Exercise data
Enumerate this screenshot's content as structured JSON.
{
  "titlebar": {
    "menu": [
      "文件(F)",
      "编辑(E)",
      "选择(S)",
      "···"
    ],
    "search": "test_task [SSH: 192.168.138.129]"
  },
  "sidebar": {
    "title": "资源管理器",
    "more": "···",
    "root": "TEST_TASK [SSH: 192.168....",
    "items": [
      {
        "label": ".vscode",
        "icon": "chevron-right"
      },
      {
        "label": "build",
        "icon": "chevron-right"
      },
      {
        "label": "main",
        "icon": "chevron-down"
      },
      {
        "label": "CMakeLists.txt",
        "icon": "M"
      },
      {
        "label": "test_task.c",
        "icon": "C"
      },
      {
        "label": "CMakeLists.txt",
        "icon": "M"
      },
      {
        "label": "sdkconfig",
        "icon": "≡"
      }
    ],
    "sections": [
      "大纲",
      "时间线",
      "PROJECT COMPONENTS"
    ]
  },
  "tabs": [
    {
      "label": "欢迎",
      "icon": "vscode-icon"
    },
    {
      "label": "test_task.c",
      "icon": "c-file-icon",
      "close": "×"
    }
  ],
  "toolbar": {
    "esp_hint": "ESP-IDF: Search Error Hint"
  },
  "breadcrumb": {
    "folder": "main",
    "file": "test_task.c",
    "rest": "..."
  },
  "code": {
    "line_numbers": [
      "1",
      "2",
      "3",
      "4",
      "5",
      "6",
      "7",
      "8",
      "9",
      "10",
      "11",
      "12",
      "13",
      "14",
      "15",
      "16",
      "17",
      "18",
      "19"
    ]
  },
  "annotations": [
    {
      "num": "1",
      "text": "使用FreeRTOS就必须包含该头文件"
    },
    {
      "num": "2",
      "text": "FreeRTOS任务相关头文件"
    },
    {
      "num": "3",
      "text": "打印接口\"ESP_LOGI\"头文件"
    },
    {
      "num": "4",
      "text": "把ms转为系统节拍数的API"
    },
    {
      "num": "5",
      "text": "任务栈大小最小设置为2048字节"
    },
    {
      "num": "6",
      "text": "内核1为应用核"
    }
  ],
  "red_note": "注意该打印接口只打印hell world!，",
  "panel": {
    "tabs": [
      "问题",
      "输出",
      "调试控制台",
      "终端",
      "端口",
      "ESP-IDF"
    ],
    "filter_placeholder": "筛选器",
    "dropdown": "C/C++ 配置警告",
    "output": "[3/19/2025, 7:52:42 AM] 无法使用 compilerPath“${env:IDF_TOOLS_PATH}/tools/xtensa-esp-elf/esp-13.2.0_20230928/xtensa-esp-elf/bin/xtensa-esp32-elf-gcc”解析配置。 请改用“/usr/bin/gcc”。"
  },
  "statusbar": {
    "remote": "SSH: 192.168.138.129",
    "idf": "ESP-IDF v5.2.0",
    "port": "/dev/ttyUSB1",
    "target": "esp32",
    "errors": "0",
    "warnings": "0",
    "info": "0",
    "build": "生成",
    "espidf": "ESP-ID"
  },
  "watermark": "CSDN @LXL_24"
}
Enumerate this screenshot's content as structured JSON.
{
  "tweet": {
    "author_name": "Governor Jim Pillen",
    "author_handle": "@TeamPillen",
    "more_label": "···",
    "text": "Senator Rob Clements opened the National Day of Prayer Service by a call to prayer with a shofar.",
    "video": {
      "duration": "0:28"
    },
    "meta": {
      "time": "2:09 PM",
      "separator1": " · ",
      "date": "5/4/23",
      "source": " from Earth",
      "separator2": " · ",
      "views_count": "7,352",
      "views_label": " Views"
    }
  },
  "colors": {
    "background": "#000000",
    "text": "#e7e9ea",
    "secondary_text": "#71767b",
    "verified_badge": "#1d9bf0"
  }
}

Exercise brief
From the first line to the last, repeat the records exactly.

Answer below
Enumerate this screenshot's content as structured JSON.
{
  "titlebar": {
    "menu": [
      "文件(F)",
      "编辑(E)",
      "选择(S)",
      "···"
    ],
    "search": "test_task [SSH: 192.168.138.129]"
  },
  "sidebar": {
    "title": "资源管理器",
    "more": "···",
    "root": "TEST_TASK [SSH: 192.168....",
    "items": [
      {
        "label": ".vscode",
        "icon": "chevron-right"
      },
      {
        "label": "build",
        "icon": "chevron-right"
      },
      {
        "label": "main",
        "icon": "chevron-down"
      },
      {
        "label": "CMakeLists.txt",
        "icon": "M"
      },
      {
        "label": "test_task.c",
        "icon": "C"
      },
      {
        "label": "CMakeLists.txt",
        "icon": "M"
      },
      {
        "label": "sdkconfig",
        "icon": "≡"
      }
    ],
    "sections": [
      "大纲",
      "时间线",
      "PROJECT COMPONENTS"
    ]
  },
  "tabs": [
    {
      "label": "欢迎",
      "icon": "vscode-icon"
    },
    {
      "label": "test_task.c",
      "icon": "c-file-icon",
      "close": "×"
    }
  ],
  "toolbar": {
    "esp_hint": "ESP-IDF: Search Error Hint"
  },
  "breadcrumb": {
    "folder": "main",
    "file": "test_task.c",
    "rest": "..."
  },
  "code": {
    "line_numbers": [
      "1",
      "2",
      "3",
      "4",
      "5",
      "6",
      "7",
      "8",
      "9",
      "10",
      "11",
      "12",
      "13",
      "14",
      "15",
      "16",
      "17",
      "18",
      "19"
    ]
  },
  "annotations": [
    {
      "num": "1",
      "text": "使用FreeRTOS就必须包含该头文件"
    },
    {
      "num": "2",
      "text": "FreeRTOS任务相关头文件"
    },
    {
      "num": "3",
      "text": "打印接口\"ESP_LOGI\"头文件"
    },
    {
      "num": "4",
      "text": "把ms转为系统节拍数的API"
    },
    {
      "num": "5",
      "text": "任务栈大小最小设置为2048字节"
    },
    {
      "num": "6",
      "text": "内核1为应用核"
    }
  ],
  "red_note": "注意该打印接口只打印hell world!，",
  "panel": {
    "tabs": [
      "问题",
      "输出",
      "调试控制台",
      "终端",
      "端口",
      "ESP-IDF"
    ],
    "filter_placeholder": "筛选器",
    "dropdown": "C/C++ 配置警告",
    "output": "[3/19/2025, 7:52:42 AM] 无法使用 compilerPath“${env:IDF_TOOLS_PATH}/tools/xtensa-esp-elf/esp-13.2.0_20230928/xtensa-esp-elf/bin/xtensa-esp32-elf-gcc”解析配置。 请改用“/usr/bin/gcc”。"
  },
  "statusbar": {
    "remote": "SSH: 192.168.138.129",
    "idf": "ESP-IDF v5.2.0",
    "port": "/dev/ttyUSB1",
    "target": "esp32",
    "errors": "0",
    "warnings": "0",
    "info": "0",
    "build": "生成",
    "espidf": "ESP-ID"
  },
  "watermark": "CSDN @LXL_24"
}
Enumerate this screenshot's content as structured JSON.
{
  "tweet": {
    "author_name": "Governor Jim Pillen",
    "author_handle": "@TeamPillen",
    "more_label": "···",
    "text": "Senator Rob Clements opened the National Day of Prayer Service by a call to prayer with a shofar.",
    "video": {
      "duration": "0:28"
    },
    "meta": {
      "time": "2:09 PM",
      "separator1": " · ",
      "date": "5/4/23",
      "source": " from Earth",
      "separator2": " · ",
      "views_count": "7,352",
      "views_label": " Views"
    }
  },
  "colors": {
    "background": "#000000",
    "text": "#e7e9ea",
    "secondary_text": "#71767b",
    "verified_badge": "#1d9bf0"
  }
}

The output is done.